Problem statement:
Determine how many lines below contain the word "отображения", then state only that figure.

Task material:

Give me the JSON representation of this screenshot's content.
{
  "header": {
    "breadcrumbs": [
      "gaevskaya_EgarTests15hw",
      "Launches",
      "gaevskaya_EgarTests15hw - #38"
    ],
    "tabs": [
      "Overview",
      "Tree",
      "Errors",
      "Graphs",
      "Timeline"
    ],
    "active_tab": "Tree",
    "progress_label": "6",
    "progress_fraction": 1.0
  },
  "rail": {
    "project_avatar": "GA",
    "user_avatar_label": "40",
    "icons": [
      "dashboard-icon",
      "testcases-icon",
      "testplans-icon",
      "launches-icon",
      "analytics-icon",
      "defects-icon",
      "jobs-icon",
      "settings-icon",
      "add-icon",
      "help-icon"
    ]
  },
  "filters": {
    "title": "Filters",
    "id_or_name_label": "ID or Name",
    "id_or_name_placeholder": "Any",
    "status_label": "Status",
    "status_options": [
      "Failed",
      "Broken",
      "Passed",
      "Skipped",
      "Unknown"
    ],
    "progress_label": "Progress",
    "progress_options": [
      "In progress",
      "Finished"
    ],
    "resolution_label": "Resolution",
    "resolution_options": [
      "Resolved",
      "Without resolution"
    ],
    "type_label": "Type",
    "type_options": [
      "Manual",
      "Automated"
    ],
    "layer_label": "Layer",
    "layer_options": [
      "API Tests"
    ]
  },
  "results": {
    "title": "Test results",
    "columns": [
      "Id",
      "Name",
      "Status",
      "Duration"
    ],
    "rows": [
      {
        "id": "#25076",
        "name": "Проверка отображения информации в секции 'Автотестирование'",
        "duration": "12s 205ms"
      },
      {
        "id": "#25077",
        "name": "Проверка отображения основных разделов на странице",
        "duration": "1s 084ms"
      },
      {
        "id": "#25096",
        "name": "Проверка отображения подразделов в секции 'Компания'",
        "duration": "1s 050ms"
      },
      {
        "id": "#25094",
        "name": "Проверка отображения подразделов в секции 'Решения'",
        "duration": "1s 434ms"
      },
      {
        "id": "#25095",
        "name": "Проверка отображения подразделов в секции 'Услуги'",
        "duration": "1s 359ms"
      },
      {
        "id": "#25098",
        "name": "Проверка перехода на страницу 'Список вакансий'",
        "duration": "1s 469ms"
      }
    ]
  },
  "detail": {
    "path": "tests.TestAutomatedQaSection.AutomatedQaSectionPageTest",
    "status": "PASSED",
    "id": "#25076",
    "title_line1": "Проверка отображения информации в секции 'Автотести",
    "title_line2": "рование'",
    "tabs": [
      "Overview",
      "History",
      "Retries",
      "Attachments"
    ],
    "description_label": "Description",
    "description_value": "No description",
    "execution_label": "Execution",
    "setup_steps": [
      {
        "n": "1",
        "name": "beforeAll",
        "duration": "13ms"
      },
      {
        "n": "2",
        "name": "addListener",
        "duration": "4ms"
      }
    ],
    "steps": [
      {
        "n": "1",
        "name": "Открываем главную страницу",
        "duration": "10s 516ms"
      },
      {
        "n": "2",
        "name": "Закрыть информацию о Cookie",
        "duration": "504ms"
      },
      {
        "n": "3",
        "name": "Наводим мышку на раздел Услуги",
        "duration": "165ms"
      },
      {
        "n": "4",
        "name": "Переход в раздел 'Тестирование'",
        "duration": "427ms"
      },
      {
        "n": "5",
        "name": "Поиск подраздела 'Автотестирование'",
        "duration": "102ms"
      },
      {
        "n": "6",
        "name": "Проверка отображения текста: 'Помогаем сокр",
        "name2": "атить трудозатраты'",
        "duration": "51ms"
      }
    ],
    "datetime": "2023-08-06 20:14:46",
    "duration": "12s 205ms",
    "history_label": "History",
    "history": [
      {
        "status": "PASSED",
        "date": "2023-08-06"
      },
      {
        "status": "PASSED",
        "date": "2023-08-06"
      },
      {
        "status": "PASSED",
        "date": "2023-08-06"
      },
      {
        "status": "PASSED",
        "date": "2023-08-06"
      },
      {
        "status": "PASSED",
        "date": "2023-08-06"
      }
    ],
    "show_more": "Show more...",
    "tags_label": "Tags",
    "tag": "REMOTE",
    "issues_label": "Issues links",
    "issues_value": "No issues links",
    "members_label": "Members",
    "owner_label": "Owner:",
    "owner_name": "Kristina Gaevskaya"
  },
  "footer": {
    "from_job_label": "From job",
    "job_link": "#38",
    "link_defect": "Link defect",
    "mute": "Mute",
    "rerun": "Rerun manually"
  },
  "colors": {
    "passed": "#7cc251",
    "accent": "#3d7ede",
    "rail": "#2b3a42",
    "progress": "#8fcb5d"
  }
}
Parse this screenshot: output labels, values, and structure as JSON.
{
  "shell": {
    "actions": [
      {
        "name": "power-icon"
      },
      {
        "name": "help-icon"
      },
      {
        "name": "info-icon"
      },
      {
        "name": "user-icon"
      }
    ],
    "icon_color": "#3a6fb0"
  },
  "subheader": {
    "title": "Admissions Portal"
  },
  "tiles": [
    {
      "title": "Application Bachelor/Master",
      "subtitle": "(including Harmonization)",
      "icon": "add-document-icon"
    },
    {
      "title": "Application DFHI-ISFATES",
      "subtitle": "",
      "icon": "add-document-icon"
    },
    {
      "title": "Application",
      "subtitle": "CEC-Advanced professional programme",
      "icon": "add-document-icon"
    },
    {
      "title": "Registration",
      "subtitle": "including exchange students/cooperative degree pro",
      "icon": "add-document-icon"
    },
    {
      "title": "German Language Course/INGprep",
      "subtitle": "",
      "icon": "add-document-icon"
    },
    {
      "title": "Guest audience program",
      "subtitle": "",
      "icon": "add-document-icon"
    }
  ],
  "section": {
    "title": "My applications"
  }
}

Result of the exercise:
7